Saved entries:
-- Opening Marker --

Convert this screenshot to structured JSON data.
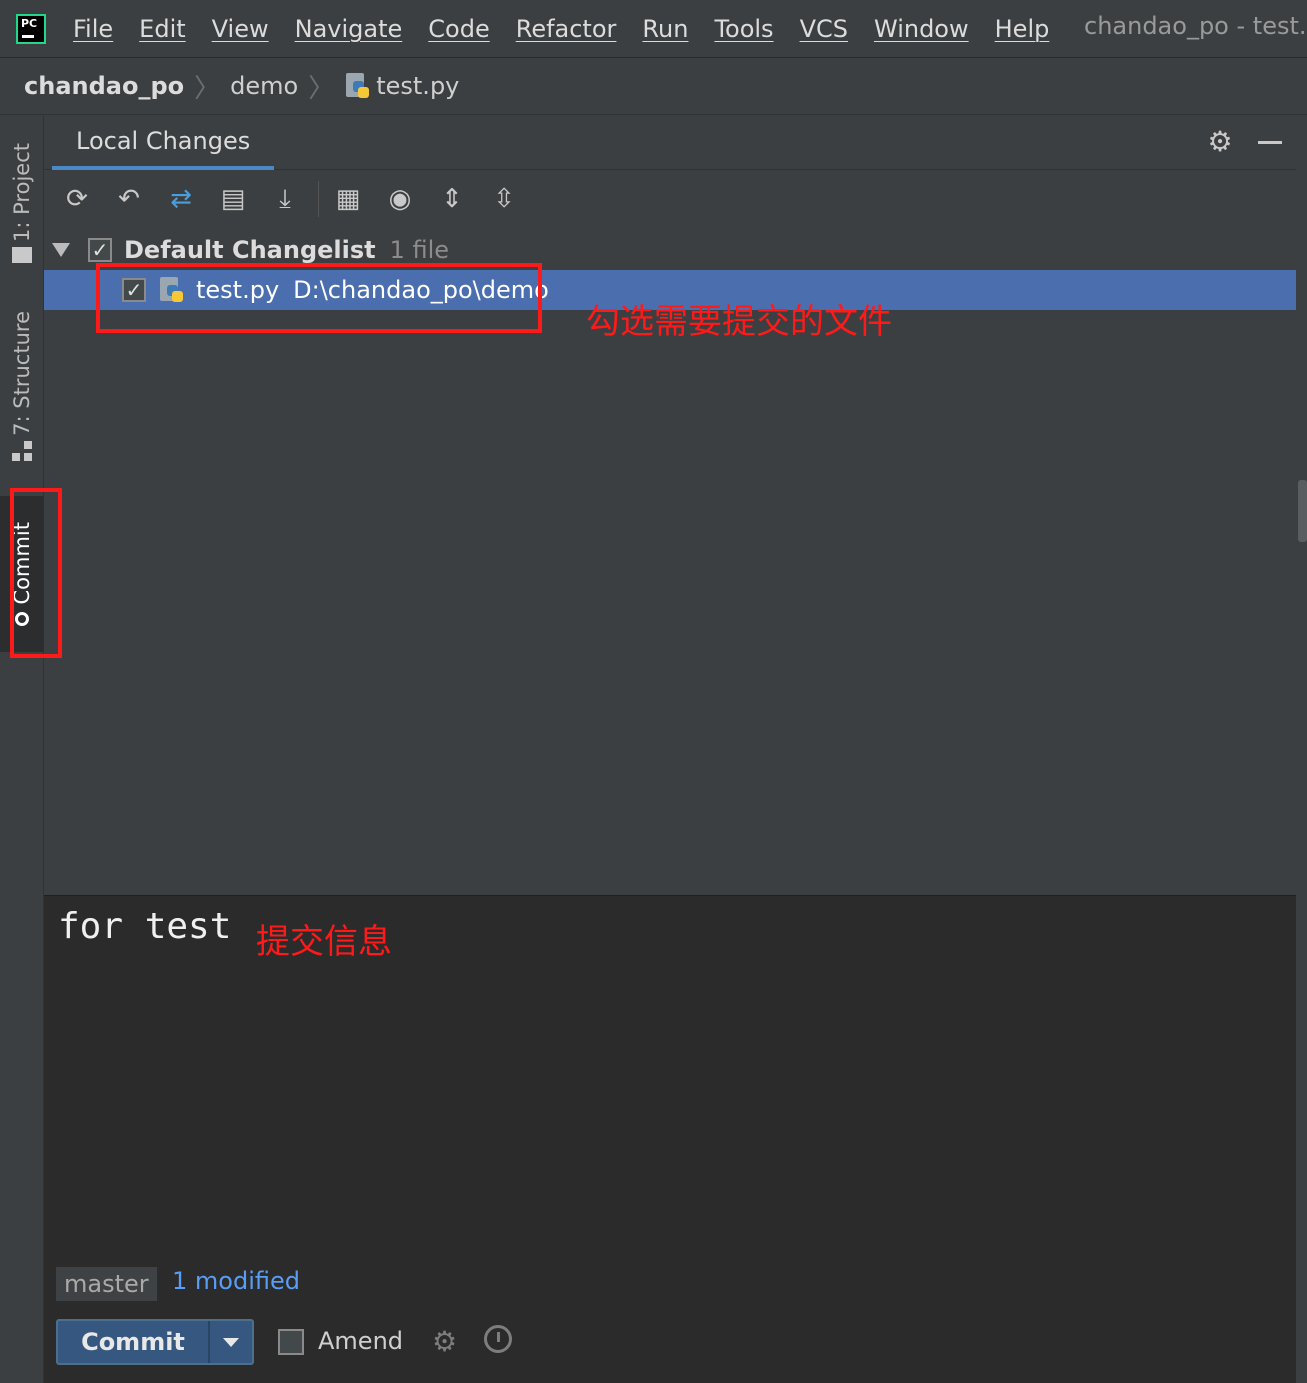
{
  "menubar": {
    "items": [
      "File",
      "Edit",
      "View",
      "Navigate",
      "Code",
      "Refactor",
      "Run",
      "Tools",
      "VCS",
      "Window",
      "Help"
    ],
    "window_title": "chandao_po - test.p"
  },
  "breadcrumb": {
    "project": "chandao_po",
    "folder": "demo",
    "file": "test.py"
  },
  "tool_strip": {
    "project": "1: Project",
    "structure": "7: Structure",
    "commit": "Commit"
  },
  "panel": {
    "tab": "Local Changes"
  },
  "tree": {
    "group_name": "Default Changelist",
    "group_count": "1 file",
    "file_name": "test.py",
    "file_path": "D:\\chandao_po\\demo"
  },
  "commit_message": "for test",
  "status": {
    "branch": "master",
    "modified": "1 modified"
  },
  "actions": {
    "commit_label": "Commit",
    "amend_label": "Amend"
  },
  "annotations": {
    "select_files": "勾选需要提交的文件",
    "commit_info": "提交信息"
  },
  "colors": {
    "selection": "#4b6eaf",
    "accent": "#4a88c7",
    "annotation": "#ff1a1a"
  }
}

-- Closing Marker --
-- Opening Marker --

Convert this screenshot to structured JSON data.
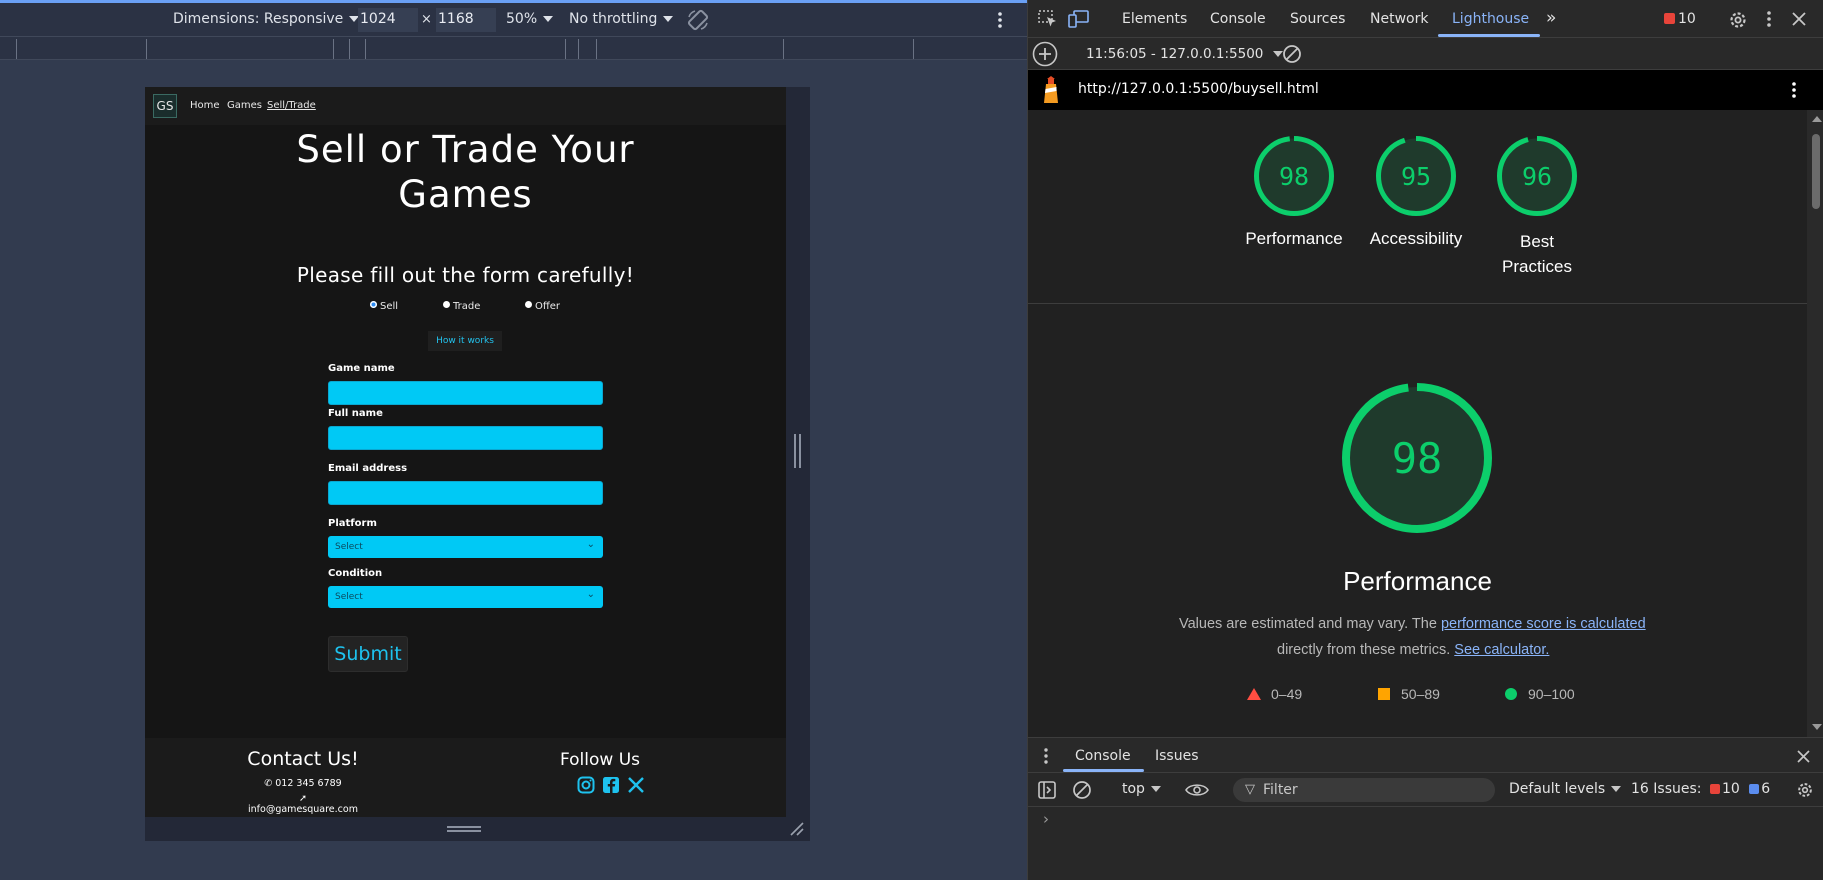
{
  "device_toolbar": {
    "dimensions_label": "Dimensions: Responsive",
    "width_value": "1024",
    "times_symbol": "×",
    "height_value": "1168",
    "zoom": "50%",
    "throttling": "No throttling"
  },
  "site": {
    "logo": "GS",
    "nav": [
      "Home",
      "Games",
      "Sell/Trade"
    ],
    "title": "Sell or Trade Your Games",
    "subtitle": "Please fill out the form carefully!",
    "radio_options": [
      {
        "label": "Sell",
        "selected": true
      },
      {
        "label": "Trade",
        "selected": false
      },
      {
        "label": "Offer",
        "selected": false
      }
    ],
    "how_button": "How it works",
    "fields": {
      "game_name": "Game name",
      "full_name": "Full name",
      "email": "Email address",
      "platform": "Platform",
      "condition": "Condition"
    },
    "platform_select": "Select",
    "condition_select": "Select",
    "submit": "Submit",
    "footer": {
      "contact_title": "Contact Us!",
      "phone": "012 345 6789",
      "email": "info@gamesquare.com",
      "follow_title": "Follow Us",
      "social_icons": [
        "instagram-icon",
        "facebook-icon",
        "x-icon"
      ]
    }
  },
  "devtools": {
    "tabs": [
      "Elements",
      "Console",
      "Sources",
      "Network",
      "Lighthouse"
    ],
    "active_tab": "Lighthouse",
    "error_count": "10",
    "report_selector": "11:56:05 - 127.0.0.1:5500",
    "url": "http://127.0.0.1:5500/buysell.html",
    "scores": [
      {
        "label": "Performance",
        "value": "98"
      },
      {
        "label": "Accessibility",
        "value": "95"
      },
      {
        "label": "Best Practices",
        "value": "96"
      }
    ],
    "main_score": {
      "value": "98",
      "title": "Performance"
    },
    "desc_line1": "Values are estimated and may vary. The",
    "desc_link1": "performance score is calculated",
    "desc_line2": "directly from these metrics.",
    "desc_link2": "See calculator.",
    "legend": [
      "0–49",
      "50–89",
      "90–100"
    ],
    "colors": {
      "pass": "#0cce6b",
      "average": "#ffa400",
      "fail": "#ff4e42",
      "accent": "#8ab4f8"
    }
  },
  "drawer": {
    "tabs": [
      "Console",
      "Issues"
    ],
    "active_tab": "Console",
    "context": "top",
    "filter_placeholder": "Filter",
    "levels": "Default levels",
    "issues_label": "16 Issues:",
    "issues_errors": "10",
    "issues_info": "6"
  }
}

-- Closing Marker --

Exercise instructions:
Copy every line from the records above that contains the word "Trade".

Written response:
      "Sell/Trade"
    "title": "Sell or Trade Your Games",
        "label": "Trade",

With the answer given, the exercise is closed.